The latest mortgage-backed securities forecasts suggest 2023 will be another challenging year, but both agency and private bonds may be able to bear up under the pressures they’ll face.
For nonconforming MBS, the challenge lies in the slowly building pressure on borrowers’ ability to repay.

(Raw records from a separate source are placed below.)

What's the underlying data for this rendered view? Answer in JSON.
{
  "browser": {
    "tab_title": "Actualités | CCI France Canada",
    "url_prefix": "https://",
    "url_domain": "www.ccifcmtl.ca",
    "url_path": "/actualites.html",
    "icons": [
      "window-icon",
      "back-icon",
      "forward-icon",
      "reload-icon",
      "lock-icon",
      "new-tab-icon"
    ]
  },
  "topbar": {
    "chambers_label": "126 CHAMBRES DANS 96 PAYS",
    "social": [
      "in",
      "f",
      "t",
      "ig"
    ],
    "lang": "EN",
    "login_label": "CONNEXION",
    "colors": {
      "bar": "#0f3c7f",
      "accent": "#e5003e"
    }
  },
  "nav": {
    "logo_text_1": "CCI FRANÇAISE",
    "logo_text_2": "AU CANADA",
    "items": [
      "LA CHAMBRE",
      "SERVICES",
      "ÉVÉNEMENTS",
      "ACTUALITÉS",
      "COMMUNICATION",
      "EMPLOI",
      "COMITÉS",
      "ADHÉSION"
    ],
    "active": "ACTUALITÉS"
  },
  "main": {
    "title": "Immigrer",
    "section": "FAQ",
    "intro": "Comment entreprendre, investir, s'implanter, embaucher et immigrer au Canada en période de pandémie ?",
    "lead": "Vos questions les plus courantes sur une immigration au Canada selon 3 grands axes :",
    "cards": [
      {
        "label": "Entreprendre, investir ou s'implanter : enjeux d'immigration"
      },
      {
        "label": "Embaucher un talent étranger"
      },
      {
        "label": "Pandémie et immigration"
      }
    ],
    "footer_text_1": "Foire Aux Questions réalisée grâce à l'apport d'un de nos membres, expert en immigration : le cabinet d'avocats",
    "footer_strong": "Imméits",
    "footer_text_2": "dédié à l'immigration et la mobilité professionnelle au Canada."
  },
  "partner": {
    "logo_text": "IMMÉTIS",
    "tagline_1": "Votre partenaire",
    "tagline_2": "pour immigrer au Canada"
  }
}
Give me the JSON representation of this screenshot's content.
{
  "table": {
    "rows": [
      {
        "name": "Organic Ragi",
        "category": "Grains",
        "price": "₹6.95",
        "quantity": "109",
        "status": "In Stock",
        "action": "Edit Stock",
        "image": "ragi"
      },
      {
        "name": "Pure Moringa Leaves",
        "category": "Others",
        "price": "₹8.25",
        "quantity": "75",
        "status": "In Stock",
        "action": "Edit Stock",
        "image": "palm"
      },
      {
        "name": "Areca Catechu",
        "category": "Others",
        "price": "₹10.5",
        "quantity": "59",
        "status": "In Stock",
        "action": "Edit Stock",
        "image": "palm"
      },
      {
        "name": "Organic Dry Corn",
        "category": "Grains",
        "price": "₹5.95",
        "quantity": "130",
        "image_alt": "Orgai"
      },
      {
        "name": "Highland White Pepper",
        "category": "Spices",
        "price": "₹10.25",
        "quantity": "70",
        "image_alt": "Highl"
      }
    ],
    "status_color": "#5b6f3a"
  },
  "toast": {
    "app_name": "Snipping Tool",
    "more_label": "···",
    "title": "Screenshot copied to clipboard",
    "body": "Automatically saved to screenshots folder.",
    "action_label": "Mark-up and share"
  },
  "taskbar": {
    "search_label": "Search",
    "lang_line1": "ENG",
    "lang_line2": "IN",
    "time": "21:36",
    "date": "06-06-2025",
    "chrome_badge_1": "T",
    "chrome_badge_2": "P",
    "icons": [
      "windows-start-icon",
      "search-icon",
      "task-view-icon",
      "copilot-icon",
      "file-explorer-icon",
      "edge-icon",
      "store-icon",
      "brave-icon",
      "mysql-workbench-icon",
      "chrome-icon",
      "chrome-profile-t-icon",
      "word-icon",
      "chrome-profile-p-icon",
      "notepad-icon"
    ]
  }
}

Some forecasts have been particularly pessimistic about this, but a couple recent ones have been more hopeful.
“The improving credit trend may slip a bit, albeit remaining well-contained, absent a significant recession,” DBRS Morningstar analysts said in an outlook report.
“Right now, inflation remains abnormally high, but [gross domestic product] and unemployment remain resilient,” they noted.
Fitch also expects a durable MBS market in 2023
“Arrears are expected to increase modestly relative to 2022 but will still remain low relative to historical levels,” Fitch said in an outlook report.
Its analysts expect credit ratings to be relatively stable in part because consumers’ finances have been fortified by refinancing and home price appreciation during the last two years, which could help them weather the tougher economic conditions that lie ahead.
Meanwhile, although the continued retreat by banks from agency MBS along with the Federal Reserve’s decision last year to let its portfolio going into runoff are worrisome given those two buyer segments are the primary investors for these securities, researchers think those developments will be mitigated by other factors.
Banks are likely to continue backing out slowly, and the Fed isn’t expected to go a step further and sell bonds anytime soon, Walt Schmidt, senior vice president, mortgage strategies, at FHN Financial, noted.
“We do not think the Fed will sell MBS and banks are also not likely to sell in large numbers due to the steep unrealized losses,” he said in a report.
Also, private investment fund managers could step into breach.
“Those investors will likely see current MBS spread levels as generous relative risk-adjusted spreads in other sectors and we look for somewhat of a rotation into MBS,” said Schmidt.
In addition, market participants from overseas — which are the third largest group of investors — could help fill the gap.
“Foreign buyers may also add [MBS] if currency markets settle down and hedging becomes less expensive,” Schmidt said.